^"Metallica and the Old Bridge Metal Militia: The untold story ", Asbury Park Press, April 1, 2016. Accessed April 2, 2016. "... the couple decided to invite Metallica out to Old Bridge to record the songs on the demo for a proper album, which would eventually be called "Kill 'Em All." The band, originally from Los Angeles, subsequently lived in various houses and motels throughout Central Jersey and the Jersey Shore for the next two years when not on tour."
^Mifflin, Lawrie. "Doing a Star Turn for the Home Team, at Last", The New York Times, August 18, 1996. Accessed March 11, 2012. "Giants Stadium is a short trip up the turnpike from Old Bridge, where Mr. Ramos lives with his wife, Amy -- a former North Carolina State University soccer player like her husband -- and their 16-month-old son, Alex."

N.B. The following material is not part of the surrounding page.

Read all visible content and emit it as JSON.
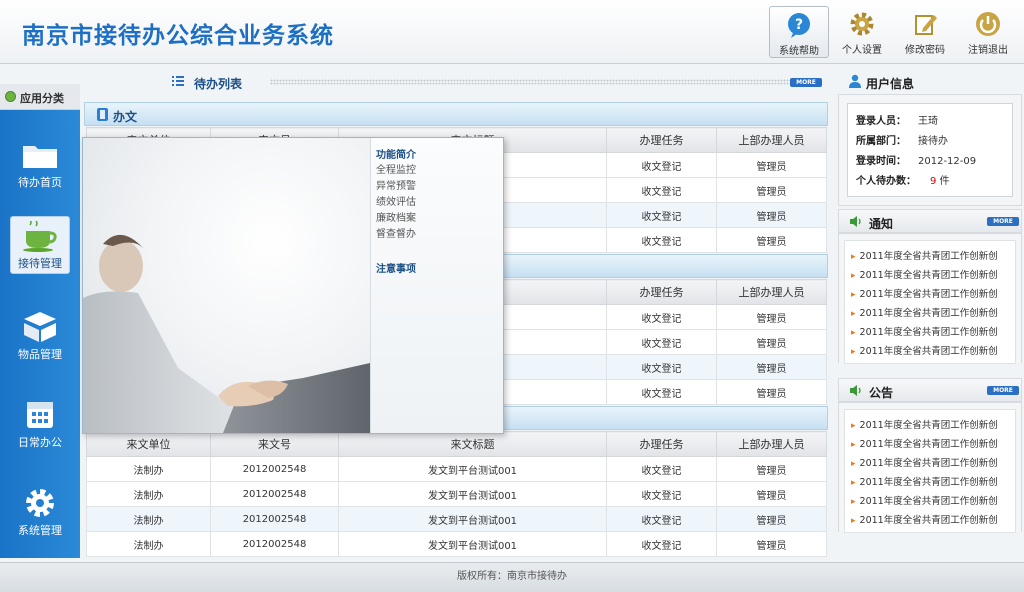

^Weinraub, Bernard. "Jersey Girl Makes It Big, at Least on TV", The New York Times, June 20, 2000. Accessed November 25, 2012. "After years of struggling as a writer and working as a waitress and bartender in and around the working- and middle-class North Jersey towns North Arlington and East Rutherford, Ms. Ruggiero (ROUGE-ear-oh) has been plucked from obscurity to write and help produce a new autobiographical television comedy series, That's Life, on CBS."
^Rose, Lisa. "Once 600 pounds, mom from Old Bridge puts down the fork and turns off the webcam", The Star-Ledger, December 18, 2011. Accessed January 30, 2012. "A mother of two from Old Bridge became a tabloid phenomenon last year after saying she was proud of her 600-pound physique, and wouldn't mind getting bigger. Donna Simpson capitalized on the notoriety that followed, as her internet modeling career took off and traffic increased on her website, where voyeurs could watch her eat on camera for $19 a month."